- Exercise -
Of the entries that follow, how many lines hold the word "title"? Reply with the number only.

- Data supplied -

※

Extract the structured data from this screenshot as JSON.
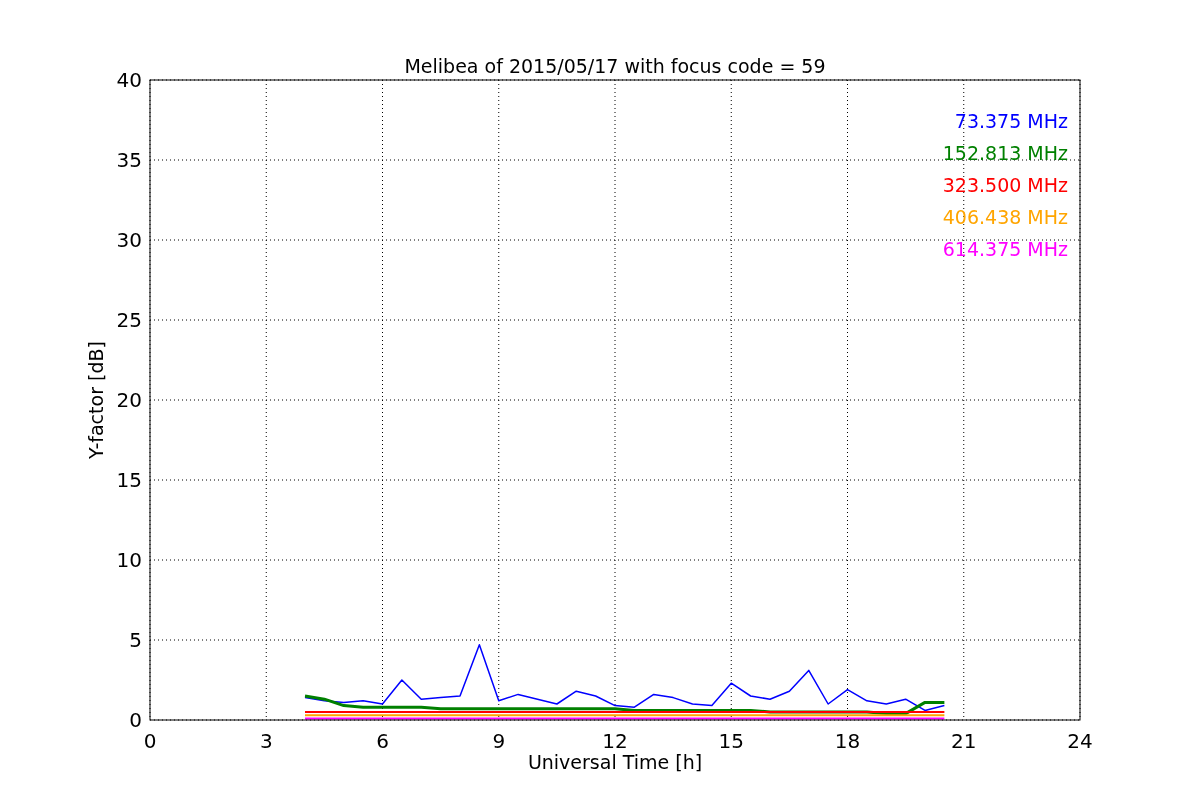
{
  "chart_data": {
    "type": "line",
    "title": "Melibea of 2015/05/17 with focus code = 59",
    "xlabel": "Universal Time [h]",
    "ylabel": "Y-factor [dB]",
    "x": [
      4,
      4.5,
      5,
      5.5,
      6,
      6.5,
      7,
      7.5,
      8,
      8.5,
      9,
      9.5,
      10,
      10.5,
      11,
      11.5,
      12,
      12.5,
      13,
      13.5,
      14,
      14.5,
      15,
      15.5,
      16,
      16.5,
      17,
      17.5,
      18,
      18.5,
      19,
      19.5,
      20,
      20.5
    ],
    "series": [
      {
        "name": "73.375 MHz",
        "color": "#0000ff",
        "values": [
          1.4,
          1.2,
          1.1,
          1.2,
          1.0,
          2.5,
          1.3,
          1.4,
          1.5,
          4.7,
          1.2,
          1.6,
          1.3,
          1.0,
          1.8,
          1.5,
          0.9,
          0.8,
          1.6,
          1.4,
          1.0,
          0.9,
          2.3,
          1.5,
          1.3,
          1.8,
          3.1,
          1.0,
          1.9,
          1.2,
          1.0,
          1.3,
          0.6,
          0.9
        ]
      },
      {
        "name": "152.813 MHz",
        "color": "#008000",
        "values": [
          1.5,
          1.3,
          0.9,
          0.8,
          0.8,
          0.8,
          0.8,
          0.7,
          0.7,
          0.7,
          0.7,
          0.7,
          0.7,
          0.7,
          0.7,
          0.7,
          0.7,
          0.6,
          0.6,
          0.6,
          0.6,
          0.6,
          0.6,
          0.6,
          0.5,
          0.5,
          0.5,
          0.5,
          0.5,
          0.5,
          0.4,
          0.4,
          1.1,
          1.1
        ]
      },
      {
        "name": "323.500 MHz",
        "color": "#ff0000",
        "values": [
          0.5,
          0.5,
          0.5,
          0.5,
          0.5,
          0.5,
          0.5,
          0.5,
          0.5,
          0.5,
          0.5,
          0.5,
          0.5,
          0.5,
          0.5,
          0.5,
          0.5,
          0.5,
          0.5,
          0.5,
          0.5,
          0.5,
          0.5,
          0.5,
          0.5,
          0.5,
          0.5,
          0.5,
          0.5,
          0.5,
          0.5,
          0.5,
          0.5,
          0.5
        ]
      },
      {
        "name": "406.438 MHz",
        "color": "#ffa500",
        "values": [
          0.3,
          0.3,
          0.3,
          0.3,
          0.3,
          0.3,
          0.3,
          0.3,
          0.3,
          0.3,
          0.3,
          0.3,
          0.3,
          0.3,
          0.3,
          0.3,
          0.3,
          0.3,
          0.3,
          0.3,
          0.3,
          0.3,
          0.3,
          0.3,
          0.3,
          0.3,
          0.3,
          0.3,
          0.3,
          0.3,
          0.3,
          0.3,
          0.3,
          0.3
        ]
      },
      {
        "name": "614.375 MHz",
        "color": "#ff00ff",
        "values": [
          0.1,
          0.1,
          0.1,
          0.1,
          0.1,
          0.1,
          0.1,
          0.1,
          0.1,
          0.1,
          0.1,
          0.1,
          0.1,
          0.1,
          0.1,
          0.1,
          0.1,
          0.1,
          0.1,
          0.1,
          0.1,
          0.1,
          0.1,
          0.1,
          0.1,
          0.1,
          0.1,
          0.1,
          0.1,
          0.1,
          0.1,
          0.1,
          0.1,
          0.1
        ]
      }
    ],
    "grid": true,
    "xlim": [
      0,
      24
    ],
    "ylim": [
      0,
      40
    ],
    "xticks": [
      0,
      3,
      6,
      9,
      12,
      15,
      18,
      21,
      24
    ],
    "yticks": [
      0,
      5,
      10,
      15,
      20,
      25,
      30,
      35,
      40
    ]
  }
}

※

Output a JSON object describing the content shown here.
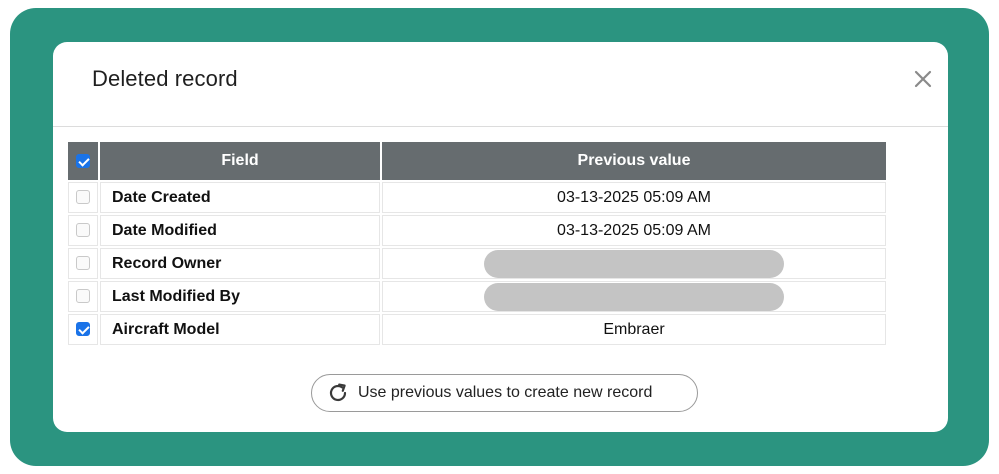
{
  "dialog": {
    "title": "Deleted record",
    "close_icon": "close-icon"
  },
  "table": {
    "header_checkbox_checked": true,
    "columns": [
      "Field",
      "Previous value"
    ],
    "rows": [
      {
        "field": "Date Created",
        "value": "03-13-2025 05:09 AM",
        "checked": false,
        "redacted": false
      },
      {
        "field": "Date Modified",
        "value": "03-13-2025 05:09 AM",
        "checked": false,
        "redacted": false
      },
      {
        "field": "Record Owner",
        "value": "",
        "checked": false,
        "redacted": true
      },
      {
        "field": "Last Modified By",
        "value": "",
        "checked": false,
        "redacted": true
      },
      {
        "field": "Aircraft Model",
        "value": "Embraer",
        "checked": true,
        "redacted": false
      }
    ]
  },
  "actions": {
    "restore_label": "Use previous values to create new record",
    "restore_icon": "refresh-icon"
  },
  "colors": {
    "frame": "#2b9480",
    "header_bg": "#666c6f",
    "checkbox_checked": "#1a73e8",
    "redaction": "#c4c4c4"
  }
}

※

- Response below -
2